Most people know it's easier to get into prison than it is to get out. But for a journalist, just getting into Sing Sing, New York's notorious maximum-security prison, isn't easy. In fact, Ted Conover was so stymied by official channels that he took the only way in--other than crime--and became a New York State corrections officer: "I wanted to hear the voices one truly never hears, the voices of guards--those on the front lines of our prison policies, the society's proxies." Newjack is Conover's account of nearly a year at ground zero of the criminal justice system. What it reveals is a mix of the obvious and the absurd, with hypocrisies not unexpected considering that the land of the free shares with Russia the distinction of having the world's largest prison population. As of December 1999, it was projected that the number of people incarcerated in the United States would reach 2 million in 2000.
This is the world Conover enters when he, along with other new recruits, undergoes seven weeks of pseudomilitary preparation at the Albany Training Academy. Then it's off to Sing Sing for the daily grind of prison life. Conover correctly and vividly captures the essence of that life, its tedium interspersed with the adrenaline rush of an "incident" and the edge of fear that accompanies every action. He also details how the guards experience their own feelings of confinement, often at the hands of the inmates:
A consequence of putting men in cells and controlling their movements is that they can do almost nothing for themselves. For their various needs they are dependent on one person, their gallery officer. Instead of feeling like a big, tough guard, the gallery officer at the end of the day often feels like a waiter serving a hundred tables or like the mother of a nightmarishly large brood of sullen, dangerous, and demanding children. When grown men are infantilized, most don't take to it too nicely.
And not taking to it nicely often involves violence. Indeed, the constant potential for violence on any scale makes even humdrum assignments dangerous. It's astonishing that more doesn't
happen, given that the majority of the 1,800 inmates have been convicted of violent felonies: murder, manslaughter, rape, robbery, assault, kidnapping, burglary, arson. But beneath the simmering rage rests an unexpected sensitivity that Conover captures brilliantly. After encountering a Hispanic inmate with a tattoo of a heartbreaking passage from The Diary of Anne Frank
on his back, he writes: "It was easier to stay incurious as an officer. Under the inmates' surface bluster, their cruelty and selfishness, was almost always something ineffably sad." Ultimately, the emphasis of Conover's work is on the toll prison exacts--most immediately on the jailed and their jailers, but also on a society that puts both there in increasing numbers. --Gwen Bloomsburg
--This text refers to the Hardcover
From Publishers Weekly
In books like Rolling Nowhere (about hoboes) and Coyotes (about illegal aliens), Conover distinguished himself with brave, empathetic reporting. This riveting book goes further.
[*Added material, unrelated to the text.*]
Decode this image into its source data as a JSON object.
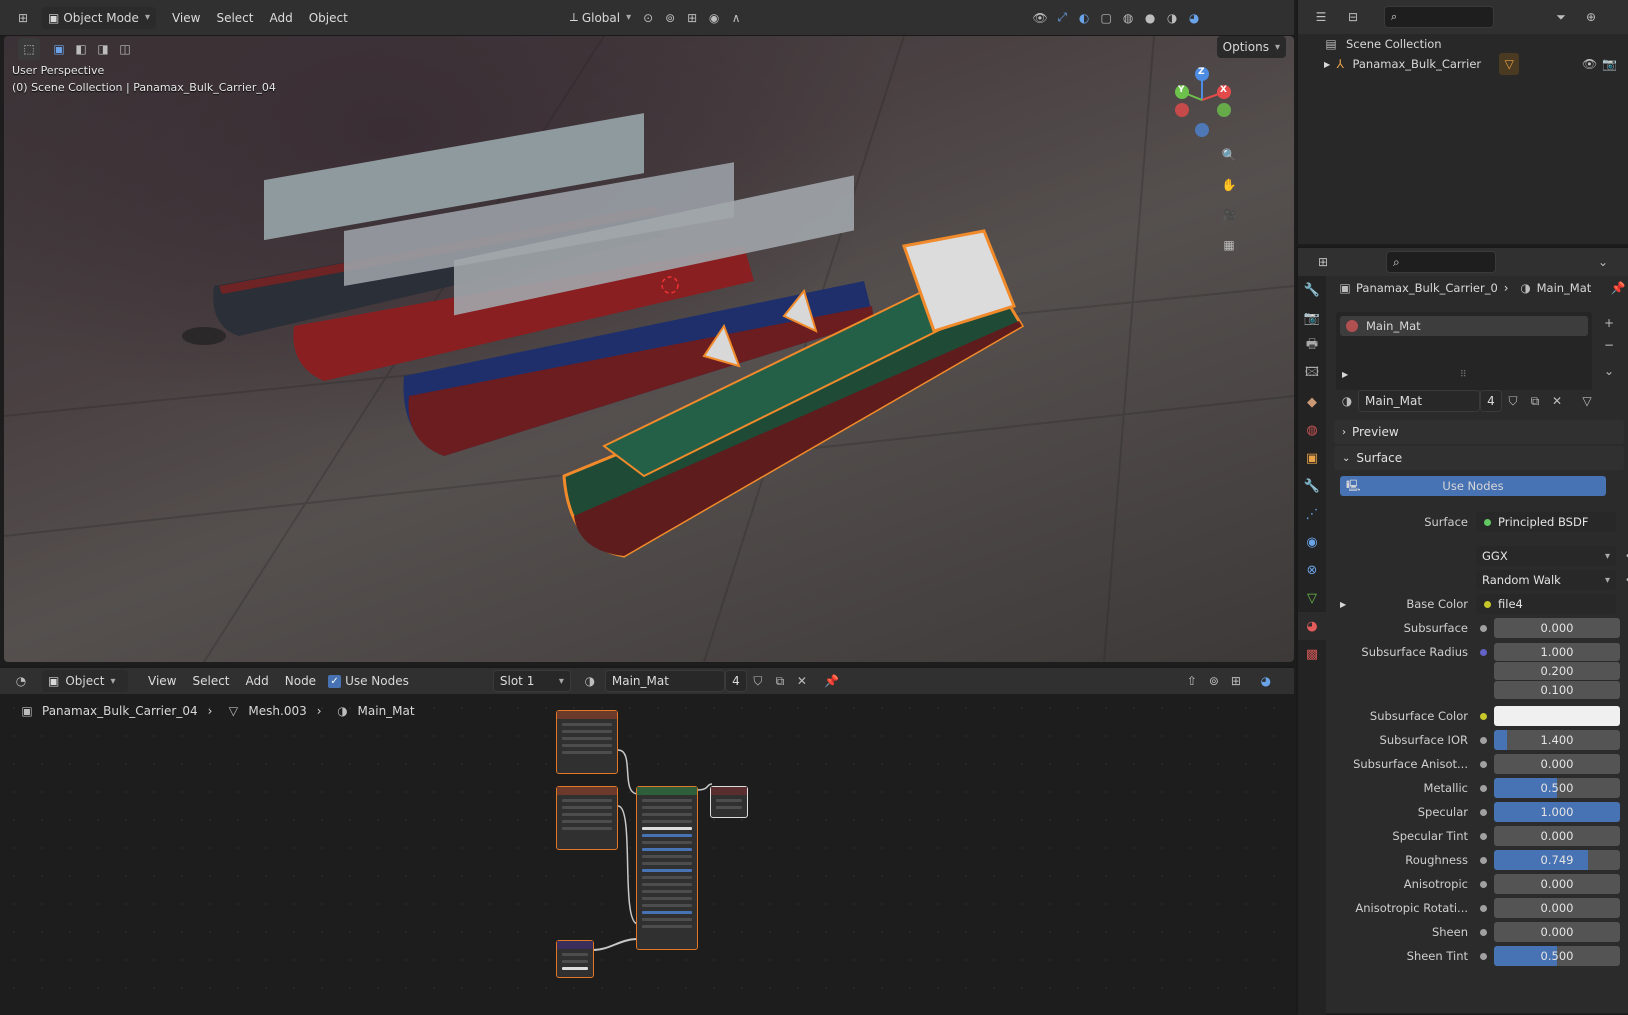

Stymied by both the union and prison brass in his effort to report on correctional officers, Conover instead applied for a job, and spent nearly a year in the system, mostly at Sing Sing, the storied prison in the New York City suburbs. Fascinated and fearful, the author in training grasps some troubling truths: "we rule with the inmates' consent," says one instructor, while another acknowledges that "rehabilitation is not our job." As a Sing Sing "newjack" (or new guard), Conover learns the folly of going by the book; the best officers recognize "the inevitability of a kind of relationship" with inmates. Whether working the gallery, the mess hall or transportation detail, the job is both a personal and moral challenge: at the isolation unit ("the Box"), Conover begins to write up his first "use of force" incident when a fellow officer waves him away. He steps back to offer a history of the prison, the "hopelessly compromised" work of prison staff and the unspoken idealism he senses in fellow guards. Stressed by his double life and the demands of the job, caught between the warring impulses of anthropological inquiry and "the incuriosity that made the job easier," Conover struggles but nevertheless captures scenes of horror and grace. With its nuanced portraits of officers and inmates, the book never preaches, yet it conveys that we ignore our prisons--an explosive (and expensive) microcosm of race and class tensions--at our collective peril. Agent, Kathy Robbins. First serial to the New Yorker. (May)
See all Editorial Reviews
Copyright 2000 Reed Business Information, Inc.
--This text refers to the Hardcover edition.